* _Dataset records_:
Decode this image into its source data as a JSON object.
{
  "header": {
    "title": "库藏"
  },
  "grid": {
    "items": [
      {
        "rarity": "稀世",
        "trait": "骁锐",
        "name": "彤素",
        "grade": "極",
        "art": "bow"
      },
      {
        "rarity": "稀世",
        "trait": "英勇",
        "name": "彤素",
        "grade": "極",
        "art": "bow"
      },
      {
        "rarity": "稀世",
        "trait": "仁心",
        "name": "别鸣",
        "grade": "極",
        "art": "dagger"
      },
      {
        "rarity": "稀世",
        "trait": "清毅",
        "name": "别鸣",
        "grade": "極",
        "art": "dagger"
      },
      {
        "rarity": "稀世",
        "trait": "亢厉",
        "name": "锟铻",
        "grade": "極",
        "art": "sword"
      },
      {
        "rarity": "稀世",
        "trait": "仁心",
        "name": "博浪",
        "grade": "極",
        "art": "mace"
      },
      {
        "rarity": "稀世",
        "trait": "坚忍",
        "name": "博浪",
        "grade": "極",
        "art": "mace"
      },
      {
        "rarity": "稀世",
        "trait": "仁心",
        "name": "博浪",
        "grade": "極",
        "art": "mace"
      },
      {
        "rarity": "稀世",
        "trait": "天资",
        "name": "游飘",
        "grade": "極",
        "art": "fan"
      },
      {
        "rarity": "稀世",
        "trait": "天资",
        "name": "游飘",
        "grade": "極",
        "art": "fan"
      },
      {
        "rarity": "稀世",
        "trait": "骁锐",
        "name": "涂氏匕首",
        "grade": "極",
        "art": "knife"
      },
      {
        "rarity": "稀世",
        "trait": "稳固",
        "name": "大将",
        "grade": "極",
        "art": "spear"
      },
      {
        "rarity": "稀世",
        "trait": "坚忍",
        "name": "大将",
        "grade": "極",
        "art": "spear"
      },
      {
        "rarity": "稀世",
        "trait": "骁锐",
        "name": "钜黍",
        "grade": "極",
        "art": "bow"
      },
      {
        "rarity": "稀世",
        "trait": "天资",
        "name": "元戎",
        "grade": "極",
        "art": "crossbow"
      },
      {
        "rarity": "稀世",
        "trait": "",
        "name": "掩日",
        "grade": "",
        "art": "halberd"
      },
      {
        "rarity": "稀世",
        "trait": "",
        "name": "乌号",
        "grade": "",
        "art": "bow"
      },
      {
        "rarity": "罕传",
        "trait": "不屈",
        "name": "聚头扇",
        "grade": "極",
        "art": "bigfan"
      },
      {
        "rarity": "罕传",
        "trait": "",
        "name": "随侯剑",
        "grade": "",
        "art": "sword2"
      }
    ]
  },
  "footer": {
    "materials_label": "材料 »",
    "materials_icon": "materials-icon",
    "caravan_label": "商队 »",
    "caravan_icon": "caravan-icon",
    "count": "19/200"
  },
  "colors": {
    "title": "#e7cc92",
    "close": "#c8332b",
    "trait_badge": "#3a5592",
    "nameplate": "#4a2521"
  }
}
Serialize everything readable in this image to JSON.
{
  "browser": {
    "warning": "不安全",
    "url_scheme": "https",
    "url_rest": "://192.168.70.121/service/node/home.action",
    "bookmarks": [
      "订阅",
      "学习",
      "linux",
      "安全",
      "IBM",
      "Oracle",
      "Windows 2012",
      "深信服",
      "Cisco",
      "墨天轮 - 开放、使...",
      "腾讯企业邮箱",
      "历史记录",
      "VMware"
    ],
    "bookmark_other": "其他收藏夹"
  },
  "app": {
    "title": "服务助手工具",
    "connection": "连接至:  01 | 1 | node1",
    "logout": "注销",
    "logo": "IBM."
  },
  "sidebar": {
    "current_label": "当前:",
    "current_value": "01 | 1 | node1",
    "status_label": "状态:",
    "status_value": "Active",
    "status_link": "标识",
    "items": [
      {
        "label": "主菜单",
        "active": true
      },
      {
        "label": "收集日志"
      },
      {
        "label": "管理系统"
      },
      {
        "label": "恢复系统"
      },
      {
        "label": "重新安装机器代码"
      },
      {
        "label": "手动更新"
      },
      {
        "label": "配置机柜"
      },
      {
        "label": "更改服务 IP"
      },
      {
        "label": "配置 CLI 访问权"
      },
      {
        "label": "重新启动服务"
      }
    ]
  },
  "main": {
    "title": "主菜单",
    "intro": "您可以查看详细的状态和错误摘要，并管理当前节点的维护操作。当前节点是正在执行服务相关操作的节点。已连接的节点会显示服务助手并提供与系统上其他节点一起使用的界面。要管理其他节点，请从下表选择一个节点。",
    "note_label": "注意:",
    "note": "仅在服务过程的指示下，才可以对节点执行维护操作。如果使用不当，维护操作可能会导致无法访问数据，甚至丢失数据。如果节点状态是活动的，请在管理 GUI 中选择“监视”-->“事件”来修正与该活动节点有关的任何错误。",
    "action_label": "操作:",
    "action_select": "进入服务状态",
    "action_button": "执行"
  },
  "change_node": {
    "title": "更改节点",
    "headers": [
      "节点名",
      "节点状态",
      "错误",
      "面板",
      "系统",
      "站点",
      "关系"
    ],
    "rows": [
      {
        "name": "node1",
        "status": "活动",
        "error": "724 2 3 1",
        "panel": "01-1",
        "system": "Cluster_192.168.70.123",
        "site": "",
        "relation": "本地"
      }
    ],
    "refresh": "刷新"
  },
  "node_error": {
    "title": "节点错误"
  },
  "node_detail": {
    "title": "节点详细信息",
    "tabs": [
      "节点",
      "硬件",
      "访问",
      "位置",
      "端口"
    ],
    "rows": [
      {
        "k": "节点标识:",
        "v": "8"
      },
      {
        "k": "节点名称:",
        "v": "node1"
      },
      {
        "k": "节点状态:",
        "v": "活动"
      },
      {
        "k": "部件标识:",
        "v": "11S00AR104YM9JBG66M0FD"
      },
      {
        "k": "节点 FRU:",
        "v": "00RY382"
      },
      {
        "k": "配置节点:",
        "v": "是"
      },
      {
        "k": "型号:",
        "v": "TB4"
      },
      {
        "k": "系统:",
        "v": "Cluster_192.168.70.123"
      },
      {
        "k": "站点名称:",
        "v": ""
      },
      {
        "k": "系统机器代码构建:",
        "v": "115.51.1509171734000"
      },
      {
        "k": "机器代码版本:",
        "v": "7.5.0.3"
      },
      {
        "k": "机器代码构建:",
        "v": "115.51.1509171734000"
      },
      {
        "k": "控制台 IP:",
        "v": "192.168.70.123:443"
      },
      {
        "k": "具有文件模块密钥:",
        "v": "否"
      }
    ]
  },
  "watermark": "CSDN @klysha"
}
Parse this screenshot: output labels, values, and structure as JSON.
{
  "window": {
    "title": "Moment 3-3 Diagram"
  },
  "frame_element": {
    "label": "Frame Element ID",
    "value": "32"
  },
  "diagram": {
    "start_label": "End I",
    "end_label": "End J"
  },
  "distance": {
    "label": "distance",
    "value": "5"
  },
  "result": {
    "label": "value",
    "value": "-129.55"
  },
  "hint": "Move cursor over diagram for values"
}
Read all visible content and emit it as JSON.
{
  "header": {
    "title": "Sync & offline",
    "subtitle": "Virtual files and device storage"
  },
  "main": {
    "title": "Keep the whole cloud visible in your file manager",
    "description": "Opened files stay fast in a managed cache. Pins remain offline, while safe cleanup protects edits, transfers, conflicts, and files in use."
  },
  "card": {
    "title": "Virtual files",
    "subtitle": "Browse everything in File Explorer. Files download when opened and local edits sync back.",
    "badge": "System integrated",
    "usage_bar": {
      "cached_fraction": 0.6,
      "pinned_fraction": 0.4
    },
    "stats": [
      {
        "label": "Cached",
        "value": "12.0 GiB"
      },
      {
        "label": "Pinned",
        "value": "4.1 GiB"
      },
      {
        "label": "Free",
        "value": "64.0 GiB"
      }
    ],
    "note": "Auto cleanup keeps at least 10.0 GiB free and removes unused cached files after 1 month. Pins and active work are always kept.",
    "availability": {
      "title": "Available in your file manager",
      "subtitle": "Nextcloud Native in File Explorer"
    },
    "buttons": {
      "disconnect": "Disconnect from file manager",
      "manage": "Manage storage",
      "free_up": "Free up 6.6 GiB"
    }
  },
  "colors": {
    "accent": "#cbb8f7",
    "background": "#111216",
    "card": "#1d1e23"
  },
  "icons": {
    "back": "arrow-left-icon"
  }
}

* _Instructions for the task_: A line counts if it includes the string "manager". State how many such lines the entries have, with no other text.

* _Exercise response_: 3